Outsourcing Military Discipline: Bad for Everyone


Retired lieutenant colonel James Weirick and professor James Joyner have fired their latest salvo on civilianizing parts of the military justice system. For those of you keeping score at home, it is a rebuttal to my response to their proposal to move “felonies” out of the military justice system into the civilian criminal law bureaucracy because of unlawful command influence. However, nothing in their counter displaces my original critique; indeed, it reinforces it, as I discuss in this counter-rebuttal.

Among other things, they now claim they were not advocating “removing the most serious military offenses” from Uniform Code of Military Justice (UCMJ) jurisdiction. Really? Judge for yourself: In their original essay they argued that “taking felonies out of the UCMJ [is] imperative,” saying felonies were “a different matter” from the “minor offenses” for which the commander’s role, they said, was “vital.”

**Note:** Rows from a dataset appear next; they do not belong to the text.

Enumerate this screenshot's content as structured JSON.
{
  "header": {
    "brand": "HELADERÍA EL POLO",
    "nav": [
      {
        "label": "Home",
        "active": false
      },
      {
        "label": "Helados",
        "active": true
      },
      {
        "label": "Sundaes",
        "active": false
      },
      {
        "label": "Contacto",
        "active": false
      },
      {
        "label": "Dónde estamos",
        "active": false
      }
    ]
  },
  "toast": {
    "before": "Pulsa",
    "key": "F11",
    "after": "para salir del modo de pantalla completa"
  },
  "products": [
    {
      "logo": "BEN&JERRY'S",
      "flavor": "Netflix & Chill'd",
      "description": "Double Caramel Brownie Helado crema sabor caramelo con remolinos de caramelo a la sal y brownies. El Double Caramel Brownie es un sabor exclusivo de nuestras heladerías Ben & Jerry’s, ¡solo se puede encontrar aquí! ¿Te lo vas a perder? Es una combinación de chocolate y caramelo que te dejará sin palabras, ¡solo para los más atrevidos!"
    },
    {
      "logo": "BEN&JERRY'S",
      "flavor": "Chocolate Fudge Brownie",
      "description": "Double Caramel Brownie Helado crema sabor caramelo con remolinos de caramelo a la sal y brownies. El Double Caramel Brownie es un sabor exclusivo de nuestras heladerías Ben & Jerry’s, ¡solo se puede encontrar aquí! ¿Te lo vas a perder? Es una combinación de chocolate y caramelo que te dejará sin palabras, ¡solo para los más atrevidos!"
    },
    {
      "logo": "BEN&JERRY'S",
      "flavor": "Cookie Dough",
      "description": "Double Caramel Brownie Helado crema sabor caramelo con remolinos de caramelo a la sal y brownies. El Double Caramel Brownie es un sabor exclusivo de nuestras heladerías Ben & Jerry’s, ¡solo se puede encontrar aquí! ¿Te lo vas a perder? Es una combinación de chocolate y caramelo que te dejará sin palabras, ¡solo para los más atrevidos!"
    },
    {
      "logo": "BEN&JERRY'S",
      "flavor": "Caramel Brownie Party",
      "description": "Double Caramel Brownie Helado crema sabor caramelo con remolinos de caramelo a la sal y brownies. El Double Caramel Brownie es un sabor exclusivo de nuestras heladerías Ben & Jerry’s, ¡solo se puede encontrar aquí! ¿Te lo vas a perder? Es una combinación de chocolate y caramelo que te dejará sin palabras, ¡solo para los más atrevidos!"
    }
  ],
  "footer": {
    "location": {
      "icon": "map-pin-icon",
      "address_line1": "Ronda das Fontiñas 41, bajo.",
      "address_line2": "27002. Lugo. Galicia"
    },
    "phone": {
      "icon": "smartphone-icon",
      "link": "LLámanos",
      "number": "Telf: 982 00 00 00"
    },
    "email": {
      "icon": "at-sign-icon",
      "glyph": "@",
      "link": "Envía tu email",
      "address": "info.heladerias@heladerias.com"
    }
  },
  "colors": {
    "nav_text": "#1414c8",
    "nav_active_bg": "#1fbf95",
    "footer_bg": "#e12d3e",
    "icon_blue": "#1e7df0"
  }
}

Actually, civilian law defines a felony (military law doesn’t use the term) as any offense carrying a potential punishment of more than a year’s incarceration. In reality, the bulk of the “military” offenses that Weirick and Joyner would keep in military courts are hardly “minor.” Most are “felonies” as civilians define them, and some even carry the death penalty.

More problematic is that they do not seem to fully appreciate what it takes to build a disciplined force. You cannot say that the offenses they want to civilianize — “crimes like murder, rape, and sexual assault” — are so disconnected from overall military discipline (which Washington characterized as the “soul of an army”) that they can be wisely outsourced to civilians with no responsibility for the military’s primary purpose: “to fight or be ready to fight wars.”

Furthermore, Weirick and Joyner’s exclusion of sexual assault from their listing of serious “military” offenses” to be kept under the UCMJ is puzzling. I can’t imagine any commander — or anyone for that matter — who thinks it doesn’t seriously compromise the military’s ability to accomplish its mission. Its just disposition is simply too “vital” to commanders, too central to warfighting capability, to outsource to any system not involving those experienced in military matters.

This view isn’t new. In a 1986 case involving sex assault offenses against a child, the military’s all-civilian appellate court concluded that such crimes “have a continuing effect on the victims and their families and ultimately on the morale of any military unit or organization to which the family member is assigned” (U.S. v. Solorio, 21 M.J. 251 (CMA 1986). Similarly, the Supreme Court had previously held that the rape of adult civilians was service-connected. (Notably, drug offenses were always considered within UCMJ jurisdiction.)

The Supreme Court finally recognized the futility of trying to parse out which offenses were or were not sufficiently “military,” and acknowledged what Congress had already concluded that military courts needed jurisdiction over all offenses military members commit. The point is clear: Building a disciplined force is a complicated, holistic endeavor in which all criminal behavior is profoundly relevant.

Weirick and Joyner repeat their contention that there are “series” of cases overturned because of unlawful command influence, but fail to offer any statistics. Despite reports that “only a handful [of military cases have been] reversed or altered on appeal” because of unlawful command influence, they nevertheless claim that this issue has “crossed over to the intolerable category due to recent sexual assault” cases. Where’s the evidence?

Regardless, the facts just don’t support the “civilianization” solution. Current surveys estimate the number of military sexual assault victims as having “dropped dramatically,” while on college campuses under the jurisdiction of the civilian system Weirick and Joyner recommend, complaints are up 1,000 percent in five years. The data plainly shows that the military system is more effective at dealing with these cases.

Weirick and Joyner are in denial about the problems with today’s civilian justice system. In addition to the issues discussed in my original post, let’s not forget that the military has long prosecuted sexual assault cases that civilian prosecutors decline. How do civilians often dispose of allegations? On college campuses anyway, administrative hearings characterized by some as “kangaroo courts” handle most cases.

Where is the proof that civilians really do a better job than the military for victims or the accused in sexual assault cases?

Moreover, where are the endorsements from civilian prosecutors showing they even want these cases? Maybe they know enough about their systems (and little enough about the armed forces) that they are not seeking the responsibility that Weirick and Joyner want to thrust upon them. Crucially, neither Sen. Kirsten Gillibrand nor Sen. Claire McCaskill — both relentless advocates for sexual assault victims (and frequent military justice critics) — has ever advocated ending UCMJ jurisdiction.

Weirick and Joyner imagine my disagreement with them “centers on retaining the status quo because that is how we have always done it.” Completely wrong. I oppose their idea because the facts show that it would hurt victims, those accused, and America’s military itself.


Charles Dunlap is currently a Professor of the Practice and Executive Director of the Center on Law, Ethics and National Security at Duke Law School. He retired from the Air Force in 2010 as a major general, and over his 34-year career he served as a military judge, prosecutor, and defense counsel, as well as the Chief of the Military Justice Division at the Air Force Judge Advocate General School.


Photo credit: Airman 1st Class Daniel Blackwell, U.S. Air Force